Yet another fundamental consideration, besides our own definitions of what constitutes appropriate sporting “opportunity”, should acknowledge that the animals themselves deserve a respectful and honest approach to the quest. The current state of whitetail deer hunting stands out. Trail cameras that constantly monitor deer movement, often to and from food plots and feeders that are unequivocally intended to alter and monopolize their presence in a beneficial shooting scenario, are the most egregious example of recent technological advantage. With the use of these devices and tactics the whole notion of honorable and fair pursuit of a truly wild creature in an intractable environment becomes rather compromised.

I started mule deer hunting as a teenager with the most rudimentary tools needed for the pursuit of these animals in their native western habitat; a scoped rifle of medium caliber, binoculars, a knife, and a handful of cartridges. The only additional and essential items were an almost empty backpack (a couple of Snickers bars, water bottle and matches residing somewhere therein) for packing out meat, and the most indispensable ingredient of all—a sturdy, worn in pair of hiking boots (indeed, I always believed my choice of foot gear to be an infinitely more important consideration than my firearm selection). I wore jeans or work pants and a heavy wool shirt over thermal long johns, a ball or scotch cap and a pair of cowhide gloves. I have not made any significant changes to this most basic outfit in 40 years. Oh yes, some of the latest versions of this getup certainly involve more modern materials and fabrics, but the point is that I have chosen to keep it pretty simple and not let gear and garb become an obsessive focal point. I then go hunting.

“Good for you Carroll”, some might respond, “but that high horse of regressive superiority you are riding isn’t of universal importance to the modern outdoorsman, and who are you to pass judgment anyway?”

As previously mentioned, these questions must be answered individually, but make no mistake, they represent very intrinsic and essential dichotomies when it comes to what a meaningful and genuine hunting experience entails for each of us.

Perhaps a bit trite and somewhat gratuitous, it is nonetheless essential to constantly remind ourselves that killing an animal should not, and, indeed, cannot, be the primary measure of satisfaction. Yes, the intent must be there and encountering game, or at least the sign of game, is integral, but plainly, killing is not imperative in order to have hunted.

Modern equipment and methods are only going to become more conspicuous and I am not naive enough to think that we will ever “get the toothpaste back in the tube”. Today’s hunter is confronted with a mind-numbing array of decisions as to how far he or she wants to diminish, or even eliminate, the components of skill and chance from their hunt.
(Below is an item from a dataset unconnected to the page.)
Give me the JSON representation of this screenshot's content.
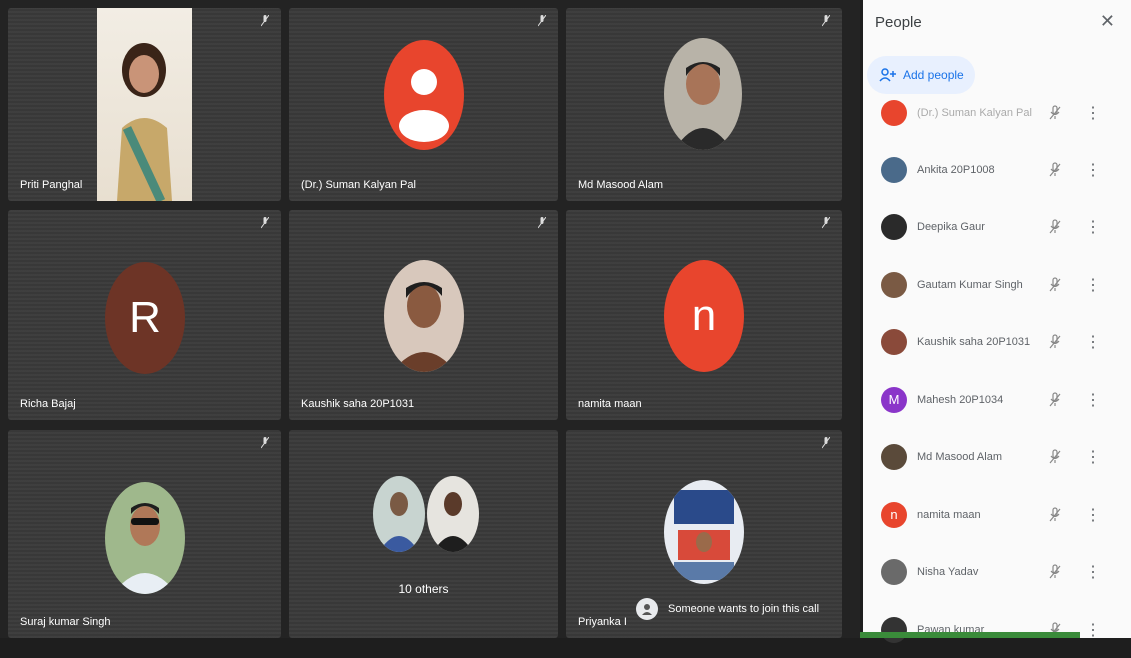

For the fact remains that no generation has had the ability to so drastically tilt the odds of what is intended to be a challenging endeavor of uncertain outcome in their favor.

Implicating or impugning the motives and methods of every sportsman who utilizes innovative outdoor equipment is not my intention, but a growing number of our ranks abhor what modern hunting and hunters have become and the term “fair chase” lies at the heart of it. It is a conversation not only worth having, but has, unfortunately, become increasingly necessary.